My year, I literally got back tonight at 1:30 in the morning. We got in from Puerto Rico from finishing Fortress 2 and got up early just got out today. So I'm a little bit out of sorts, but the rest of the year's filled up. We're really blessed, and so the slate is full.
Nothing's been announced, I think, yet. So I don't want to get in trouble with anybody by saying something too soon, but I will say that there may or may not be a Christmas film on that slate, may or may not be an actual film on that slate. There may or may not be a thriller on that slate. But, yeah, that's what's coming up.
How are you going to spend the rest of your summer?
Getting ready to go back to work. Between Sand Dollar Cove and Fortress 1 and Fortress 2, I haven't been able to go to the gym for like, two, three months.
And so a lot of it's going to be about getting myself mentally, physically, spiritually centered for the next month before I go back to work, getting myself really ingrained in the dialogue for this upcoming feature that's intense.
It's a really intense feature I'm really looking forward to, something I'm very excited about. And so it's getting close. It's going to be ambitious, and it's going to take a lot out of me. So I want to take as much off my plate for the next month I'm doing some work.
We are planning to take a trip to see more of our family, and then we're going to do a little camping trip for probably two, three days with the kids. But outside of that, the majority of this is going to be me just working, getting myself ready, spending some time with the kids, and building a playground all at the same time.
That sounds wonderful. Thank you so much for taking the time to talk with me today, especially with that busy schedule ahead, and I can't wait for everybody to see all these projects.
Oh, thank you. Thank you. Look, I love to work.
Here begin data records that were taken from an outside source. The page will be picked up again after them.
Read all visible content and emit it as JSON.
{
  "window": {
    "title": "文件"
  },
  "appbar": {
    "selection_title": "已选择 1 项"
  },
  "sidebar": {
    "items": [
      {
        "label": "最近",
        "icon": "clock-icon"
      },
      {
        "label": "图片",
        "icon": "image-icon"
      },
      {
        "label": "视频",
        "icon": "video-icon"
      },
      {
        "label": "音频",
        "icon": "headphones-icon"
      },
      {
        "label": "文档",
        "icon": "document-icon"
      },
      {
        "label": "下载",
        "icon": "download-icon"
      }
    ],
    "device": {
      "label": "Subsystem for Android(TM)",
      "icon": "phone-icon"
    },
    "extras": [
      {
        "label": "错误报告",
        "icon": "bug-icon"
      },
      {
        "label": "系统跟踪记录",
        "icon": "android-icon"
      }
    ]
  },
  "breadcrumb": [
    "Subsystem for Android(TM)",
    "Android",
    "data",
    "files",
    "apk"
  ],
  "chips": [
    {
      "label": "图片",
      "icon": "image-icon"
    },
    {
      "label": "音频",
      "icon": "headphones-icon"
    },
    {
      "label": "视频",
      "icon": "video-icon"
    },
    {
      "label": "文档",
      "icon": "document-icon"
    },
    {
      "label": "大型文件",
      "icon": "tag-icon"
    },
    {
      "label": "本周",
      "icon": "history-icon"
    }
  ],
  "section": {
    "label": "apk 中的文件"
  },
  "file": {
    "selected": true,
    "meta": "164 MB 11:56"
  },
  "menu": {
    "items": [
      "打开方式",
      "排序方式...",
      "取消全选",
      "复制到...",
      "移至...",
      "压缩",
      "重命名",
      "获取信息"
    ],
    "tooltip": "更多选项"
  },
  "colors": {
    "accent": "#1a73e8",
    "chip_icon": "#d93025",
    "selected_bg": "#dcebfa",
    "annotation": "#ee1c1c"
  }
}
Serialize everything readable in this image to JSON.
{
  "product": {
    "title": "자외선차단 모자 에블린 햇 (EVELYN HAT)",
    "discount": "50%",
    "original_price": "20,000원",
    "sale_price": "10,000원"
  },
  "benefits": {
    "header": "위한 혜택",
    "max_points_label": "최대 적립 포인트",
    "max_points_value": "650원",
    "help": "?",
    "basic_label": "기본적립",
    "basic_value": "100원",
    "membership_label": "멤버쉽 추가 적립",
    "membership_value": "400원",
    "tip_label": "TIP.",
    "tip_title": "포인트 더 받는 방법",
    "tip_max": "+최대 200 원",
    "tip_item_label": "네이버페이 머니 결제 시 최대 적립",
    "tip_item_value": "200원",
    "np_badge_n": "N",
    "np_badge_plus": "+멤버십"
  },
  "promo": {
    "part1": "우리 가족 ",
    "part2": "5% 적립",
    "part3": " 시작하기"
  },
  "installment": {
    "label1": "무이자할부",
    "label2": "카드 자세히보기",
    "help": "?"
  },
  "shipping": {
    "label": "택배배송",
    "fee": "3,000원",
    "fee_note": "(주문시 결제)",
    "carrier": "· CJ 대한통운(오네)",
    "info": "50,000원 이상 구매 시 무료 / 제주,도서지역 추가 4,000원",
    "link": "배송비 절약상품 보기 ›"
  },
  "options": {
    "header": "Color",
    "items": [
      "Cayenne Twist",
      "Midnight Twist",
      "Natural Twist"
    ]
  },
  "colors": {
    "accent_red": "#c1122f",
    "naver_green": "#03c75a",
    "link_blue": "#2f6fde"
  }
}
And as long as I get to bring some joy to people's faces, then you know what? I did my job. So that makes me happy. So I just hope that that is the case.
Sand Dollar Cove premieres on Hallmark Channel as part of their Summer Nights series on Saturday, June 26 at 9/8c!
Carissa Pavlica is the managing editor and a staff writer and critic for TV Fanatic. She's a member of the Critic's Choice Association, enjoys mentoring writers, conversing with cats, and passionately discussing the nuances of television and film with anyone who will listen. Follow her on Twitter and email her here at TV Fanatic.